A few weeks ago Ada decided to make a nest on her bedroom floor. Blankets, pillows, stuffed toys, all surrounding her in a cozy circle. Like many young children, Ada loves making nests, caves and other tight-space hideaways. (The mom of a friend mentioned once that kids are actually hardwired to like little spaces. Maybe they like spaces that make them feel bigger, or is it just the desire to carve out personal space, even temporarily?) The night the nest was made, Ada decided she wanted to sleep there too. Although a little concerned that sleeping on the floor might not be entirely comfortable for a kid used to a mattress, we okayed this experiment. One night turned into a few nights, and then a week. She seemed to be sleeping fine, so we let it go.

Not that there weren't down-sides. At some point the nest became a boat, and I was harshly reprimanded for mis-identifying it to visitors. More annoying, to get to Ada's dresser I had to step on (and face scolding) or around the now-boat. It finally occurred to me that if a small space was what she wanted, I could give Ada a new option that would remove the nest-boat from the middle of her room. I suggested to Ada that I clean out her 7 foot deep closet and help her make a nest space in there. It is almost as if I had suggested we buy a unicorn and stable it in the back yard. (I believe the words "you are the best mama ever" were involved.)

So I cleaned out Ada's closet while the babies slept and Ada played with (and in) the bassinet that had been shoved in the closet since the babies finished with it six months back. I made a big pile of clothes to donate, found homes for the few dresses and shirts that I want to save, and restacked and organized the items that needed to stay in the closet. Our friend Ellen loaned us a papasan cushion that had been sitting unused in her basement. Ada and I dragged it home and she happily set up her new bed space. All was well in the world.

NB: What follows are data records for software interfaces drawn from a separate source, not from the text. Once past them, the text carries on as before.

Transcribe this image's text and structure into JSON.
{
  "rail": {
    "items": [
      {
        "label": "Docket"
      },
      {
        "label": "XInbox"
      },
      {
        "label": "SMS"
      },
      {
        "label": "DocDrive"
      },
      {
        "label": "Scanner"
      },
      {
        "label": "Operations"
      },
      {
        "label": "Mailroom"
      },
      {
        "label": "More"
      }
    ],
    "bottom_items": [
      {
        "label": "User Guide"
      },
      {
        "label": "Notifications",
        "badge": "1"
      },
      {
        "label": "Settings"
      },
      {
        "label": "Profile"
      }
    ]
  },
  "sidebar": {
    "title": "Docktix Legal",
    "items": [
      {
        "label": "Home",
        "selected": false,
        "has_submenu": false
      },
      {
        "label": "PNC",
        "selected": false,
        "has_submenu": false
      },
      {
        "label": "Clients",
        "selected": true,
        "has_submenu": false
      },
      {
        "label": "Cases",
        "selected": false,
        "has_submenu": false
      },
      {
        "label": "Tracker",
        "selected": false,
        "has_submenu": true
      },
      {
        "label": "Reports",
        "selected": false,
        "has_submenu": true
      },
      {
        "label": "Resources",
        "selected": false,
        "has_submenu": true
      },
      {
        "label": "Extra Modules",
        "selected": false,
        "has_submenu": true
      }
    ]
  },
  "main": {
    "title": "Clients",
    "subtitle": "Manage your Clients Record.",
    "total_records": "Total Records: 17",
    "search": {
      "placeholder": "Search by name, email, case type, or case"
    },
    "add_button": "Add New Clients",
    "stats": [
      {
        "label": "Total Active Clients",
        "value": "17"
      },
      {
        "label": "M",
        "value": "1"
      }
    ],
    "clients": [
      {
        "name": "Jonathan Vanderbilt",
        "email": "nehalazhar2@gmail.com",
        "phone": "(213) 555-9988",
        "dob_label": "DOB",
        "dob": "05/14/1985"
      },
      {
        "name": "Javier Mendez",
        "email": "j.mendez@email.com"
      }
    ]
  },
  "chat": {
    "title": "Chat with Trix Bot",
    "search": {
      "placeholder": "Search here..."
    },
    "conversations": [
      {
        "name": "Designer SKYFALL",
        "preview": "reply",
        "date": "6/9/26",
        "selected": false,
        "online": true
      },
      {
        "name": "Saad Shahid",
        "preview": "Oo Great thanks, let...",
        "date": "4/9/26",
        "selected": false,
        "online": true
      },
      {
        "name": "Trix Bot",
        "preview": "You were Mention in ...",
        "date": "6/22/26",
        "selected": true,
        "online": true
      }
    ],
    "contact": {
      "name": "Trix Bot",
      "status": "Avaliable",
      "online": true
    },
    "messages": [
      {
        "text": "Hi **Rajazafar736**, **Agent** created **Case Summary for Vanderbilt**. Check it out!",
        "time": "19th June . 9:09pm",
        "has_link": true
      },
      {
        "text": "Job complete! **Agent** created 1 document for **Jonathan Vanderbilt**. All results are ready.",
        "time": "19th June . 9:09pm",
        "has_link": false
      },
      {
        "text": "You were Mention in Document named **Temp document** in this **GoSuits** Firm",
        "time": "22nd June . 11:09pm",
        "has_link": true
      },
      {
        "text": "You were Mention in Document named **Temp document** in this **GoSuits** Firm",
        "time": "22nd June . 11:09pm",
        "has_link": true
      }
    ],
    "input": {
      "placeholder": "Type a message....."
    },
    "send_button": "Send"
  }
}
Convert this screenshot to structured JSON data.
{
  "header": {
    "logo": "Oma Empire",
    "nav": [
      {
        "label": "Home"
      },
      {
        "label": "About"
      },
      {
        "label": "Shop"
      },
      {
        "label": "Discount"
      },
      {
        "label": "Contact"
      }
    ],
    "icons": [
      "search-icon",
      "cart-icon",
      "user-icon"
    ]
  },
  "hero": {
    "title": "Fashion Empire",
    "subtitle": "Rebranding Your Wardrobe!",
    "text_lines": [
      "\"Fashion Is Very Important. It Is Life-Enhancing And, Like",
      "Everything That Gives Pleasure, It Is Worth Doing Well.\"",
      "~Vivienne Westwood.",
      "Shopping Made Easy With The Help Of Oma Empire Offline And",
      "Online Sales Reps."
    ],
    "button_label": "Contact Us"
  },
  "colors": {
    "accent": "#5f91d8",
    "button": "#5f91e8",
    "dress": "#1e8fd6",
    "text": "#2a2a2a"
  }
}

About a week after Ada started sleeping in her closet-bed, the father of a friend told me that Ada had asked if she could sleep at the friend's house some night. He tried to determine if that might work, and he and Ada had talked about how much light she needed for sleeping. The dad said: "Ada said she uses a little light in the closet where she sleeps" and then he gave me a little smile of the type you give when you think there is a good explanation for a situation, but without it things sound kind of, well, odd. I explained why Ada is sleeping in the closet, and luckily the dad is the understanding parent of a child who has had her own sleep issues over the past year.

So yes, my daughter is sleeping in the closet, for however long that appeals to her. When friends come over they play in the closet, and every time I go in to read books with Ada I find toys and game pieces strewn about the space. It feels like a cheap way to make Ada happy. Plus, I remember enough about being a kid to kind of wish that I had my own little nest-ship-cubby space too.


  1. And you can always say (even if it's not true): "She is an avid fan of Harry Potter and expects to trigger a career in magic by sleeping in a closet the first years of her life." That should at least avoid any more questions =)

  2. Post pictures of the nest/closet, please!
    (Said the aunt who sleeps in a closet.)

  3. Sounds fun to me! Like a clubhouse kind of space.

  4. It sounds fun to me, too! --- When we moved into our new house, my then-6- and 4-year-old kids finally had rooms of their own. They liked to play in their own rooms but for several months my son (the oldest) slept on the floor of his sister's room.

  5. Both of our kids love tents. And a friend's son slelpt on the floor of his room for about 6 months. Don't know why but he just refused his bed.
    There is something about small spaces and also a space of your own making.

  6. I wonder if the hard-wiring has to do with protecting oneself from predators?

    Neither of ours have gone quite that far, though dudelet does have an active interest in making dens and spaceships. Little elf (2) sets out quite abstract spaces, however, like carefully laid out blankets, and defends them ferociously.

  7. And don't you sort of remember all those 'why not' wishes. The wishes you had that a parent might say no to, but why.

    This is a real why not. It is a fun and free and independence giving wish to fulfill. Good for you, n' her.

  8. that is awesome. I would have loved doing that. I'm jealous.